Owning a piece of built history comes with a sense of responsibility for Mark Henderson and Louise Nicholson.
Especially as their Spanish Mission-style home was in beautiful condition when they bought it 17 years ago. The previous owners told Mark that prominent Auckland architect William Gummer designed the home, although this is difficult to verify.
Gummer, along with partner Reginald Ford, is renowned for designing landmark buildings such as the Dilworth Building at the bottom of Queen St and the Auckland Railway Station. He also designed many Arts and Crafts-inspired homes as well as more classically styled residences. Whatever the provenance of 29 West End Rd, it has obviously been cherished.

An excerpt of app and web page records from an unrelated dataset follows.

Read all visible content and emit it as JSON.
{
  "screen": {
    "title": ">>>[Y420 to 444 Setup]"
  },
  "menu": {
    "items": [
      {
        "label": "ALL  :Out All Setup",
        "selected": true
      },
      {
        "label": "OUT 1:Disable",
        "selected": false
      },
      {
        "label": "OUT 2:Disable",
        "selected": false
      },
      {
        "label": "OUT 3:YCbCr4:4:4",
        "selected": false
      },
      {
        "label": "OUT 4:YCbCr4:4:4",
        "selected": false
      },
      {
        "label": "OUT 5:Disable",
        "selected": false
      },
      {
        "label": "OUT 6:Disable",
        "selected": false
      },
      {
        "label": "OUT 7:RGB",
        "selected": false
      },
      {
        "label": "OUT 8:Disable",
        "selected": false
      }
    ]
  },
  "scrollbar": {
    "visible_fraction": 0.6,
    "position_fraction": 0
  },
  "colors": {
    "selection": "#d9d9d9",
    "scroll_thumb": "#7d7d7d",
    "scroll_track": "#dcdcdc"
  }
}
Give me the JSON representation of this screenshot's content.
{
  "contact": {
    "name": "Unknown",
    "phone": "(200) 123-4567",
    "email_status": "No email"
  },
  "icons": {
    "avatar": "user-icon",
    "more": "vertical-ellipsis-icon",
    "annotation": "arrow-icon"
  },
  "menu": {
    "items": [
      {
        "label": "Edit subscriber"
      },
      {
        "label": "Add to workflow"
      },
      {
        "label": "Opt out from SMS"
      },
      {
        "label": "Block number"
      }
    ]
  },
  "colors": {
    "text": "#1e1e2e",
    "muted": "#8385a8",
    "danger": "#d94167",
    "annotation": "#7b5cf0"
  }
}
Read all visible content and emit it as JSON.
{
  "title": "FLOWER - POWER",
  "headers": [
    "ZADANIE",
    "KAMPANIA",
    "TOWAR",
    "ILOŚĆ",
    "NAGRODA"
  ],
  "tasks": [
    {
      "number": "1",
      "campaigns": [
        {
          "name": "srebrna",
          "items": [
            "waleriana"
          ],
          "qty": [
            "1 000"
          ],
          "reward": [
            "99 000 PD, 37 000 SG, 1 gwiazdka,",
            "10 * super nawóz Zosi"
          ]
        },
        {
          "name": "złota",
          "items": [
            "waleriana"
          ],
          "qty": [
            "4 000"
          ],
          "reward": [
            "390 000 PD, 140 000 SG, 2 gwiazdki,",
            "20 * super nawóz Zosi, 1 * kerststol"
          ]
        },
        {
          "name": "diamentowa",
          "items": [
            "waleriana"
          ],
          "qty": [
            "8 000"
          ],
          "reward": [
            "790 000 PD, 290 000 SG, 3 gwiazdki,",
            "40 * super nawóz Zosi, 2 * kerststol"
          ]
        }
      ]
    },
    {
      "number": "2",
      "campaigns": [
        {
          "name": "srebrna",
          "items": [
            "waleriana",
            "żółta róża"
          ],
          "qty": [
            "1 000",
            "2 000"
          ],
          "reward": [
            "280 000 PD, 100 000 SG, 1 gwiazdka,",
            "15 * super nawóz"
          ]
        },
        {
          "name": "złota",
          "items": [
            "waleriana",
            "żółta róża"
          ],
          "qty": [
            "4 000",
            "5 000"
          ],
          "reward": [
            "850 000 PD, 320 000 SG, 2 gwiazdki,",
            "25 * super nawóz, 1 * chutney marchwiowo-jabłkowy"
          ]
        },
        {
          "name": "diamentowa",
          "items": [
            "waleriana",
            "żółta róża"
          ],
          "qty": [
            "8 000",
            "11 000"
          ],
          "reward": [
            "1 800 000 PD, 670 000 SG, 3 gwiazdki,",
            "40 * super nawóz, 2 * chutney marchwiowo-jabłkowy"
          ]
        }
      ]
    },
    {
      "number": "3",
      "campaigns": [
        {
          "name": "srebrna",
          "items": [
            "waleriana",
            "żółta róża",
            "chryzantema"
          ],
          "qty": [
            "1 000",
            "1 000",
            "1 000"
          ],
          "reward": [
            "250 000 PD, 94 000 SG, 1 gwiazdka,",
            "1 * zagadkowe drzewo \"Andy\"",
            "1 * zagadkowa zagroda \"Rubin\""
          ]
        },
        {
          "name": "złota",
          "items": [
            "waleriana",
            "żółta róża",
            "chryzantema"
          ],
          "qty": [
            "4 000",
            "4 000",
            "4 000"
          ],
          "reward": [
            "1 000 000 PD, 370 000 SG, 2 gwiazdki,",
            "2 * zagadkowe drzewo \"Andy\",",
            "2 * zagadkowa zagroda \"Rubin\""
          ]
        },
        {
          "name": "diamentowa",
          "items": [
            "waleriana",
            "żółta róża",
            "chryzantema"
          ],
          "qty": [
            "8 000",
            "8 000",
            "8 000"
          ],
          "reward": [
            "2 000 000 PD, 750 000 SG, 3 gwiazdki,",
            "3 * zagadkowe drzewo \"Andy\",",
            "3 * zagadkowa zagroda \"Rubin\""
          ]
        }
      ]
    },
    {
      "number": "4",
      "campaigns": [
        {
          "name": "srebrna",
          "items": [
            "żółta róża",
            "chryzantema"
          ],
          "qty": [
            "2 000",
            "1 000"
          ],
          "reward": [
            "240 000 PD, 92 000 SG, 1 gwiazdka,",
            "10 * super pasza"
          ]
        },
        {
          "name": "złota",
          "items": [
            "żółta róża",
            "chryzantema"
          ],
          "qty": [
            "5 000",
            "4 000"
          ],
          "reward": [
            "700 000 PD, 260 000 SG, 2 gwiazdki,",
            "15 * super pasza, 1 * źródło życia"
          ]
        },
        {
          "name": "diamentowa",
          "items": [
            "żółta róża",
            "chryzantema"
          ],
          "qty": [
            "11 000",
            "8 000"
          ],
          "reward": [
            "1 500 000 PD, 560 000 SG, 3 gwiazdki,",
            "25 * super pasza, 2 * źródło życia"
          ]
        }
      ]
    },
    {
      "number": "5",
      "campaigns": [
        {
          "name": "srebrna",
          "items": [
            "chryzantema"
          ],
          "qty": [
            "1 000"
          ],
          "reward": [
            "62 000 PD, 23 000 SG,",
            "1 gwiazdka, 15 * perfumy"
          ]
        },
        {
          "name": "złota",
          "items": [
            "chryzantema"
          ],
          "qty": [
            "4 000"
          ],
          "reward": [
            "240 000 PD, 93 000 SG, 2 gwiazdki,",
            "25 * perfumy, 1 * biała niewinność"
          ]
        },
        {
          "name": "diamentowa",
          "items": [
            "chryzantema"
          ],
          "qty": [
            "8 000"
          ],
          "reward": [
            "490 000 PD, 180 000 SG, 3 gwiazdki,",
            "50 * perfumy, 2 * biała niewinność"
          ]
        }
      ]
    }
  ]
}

"The previous owner had it for 30 years and it had been well looked after; it was immaculate and we felt that obligation to look after it as well because it is so unique," says Mark.
He was instantly struck by the home's charms - a relief for the real estate agent who had been driving him around all day looking at houses that didn't meet his expectations.
"As soon as we drove up I said, 'That's the one,"' recalls Mark of the home that was built around 1932.
And it's easy to see why when you come up the curving driveway to a home that has a sense of being an enclave, with crisp white plastered walls extending from the house to create a forecourt with a large garage at the rear. Here, the entrance is topped with a wrought-iron arch entwined with wisteria, while a doorway in the northern side of the wall offers enticing views down the side of the house of the rear garden.
Steps with wrought-iron railings take you up to the original, rustic-looking front door. Oak panelling is a feature of the foyer, something that Mark feels may be more typical of a bungalow of the times. Although he is not sure, he thinks this may be because the home was built for a banker, whose sober tastes couldn't completely embrace the Spanish Mission look.
However, that look is evident in the towering arched window on the stairway and the arched windows in the front lounge, the curves of which are mirrored in the room's ornate plaster ceiling. An open fire warms this room and backs on to another in the separate dining room that has an Art Deco hearth topped with a spectacular sunburst-style mirror that Mark says is staying because it suits the house - and is extremely heavy. "We've really enjoyed having a separate dining room," he says. "You get people in here with the fire going and they never want to leave."
The dining room, like other parts of the home, has beautiful built-in cabinets that add symmetry to the room.
Next to the dining room is the kitchen/family room that opens to the north-facing backyard. The sloping site was terraced using scoria boulders - again with a sense of timelessness in mind - after Mark took one too many tumbles down the bank while working in the garden. It's now a restful and private space with outdoor areas, fruit trees and vegetable gardens.
Upstairs, the home has three bedrooms, a bathroom and an office that Mark thinks was once a rooftop terrace that has long ago been closed in. The bathroom was recently renovated with the centrepiece being a large porthole window in a tiled wall.
Though he and Louise are planning a move to another home in the neighbourhood, Mark still remains in awe of the detailing and craftsmanship that went into the home.
"You couldn't build this place again - apart from the cost you just couldn't get these matai floors, the kauri and all the oak panelling."By Graham Hepburn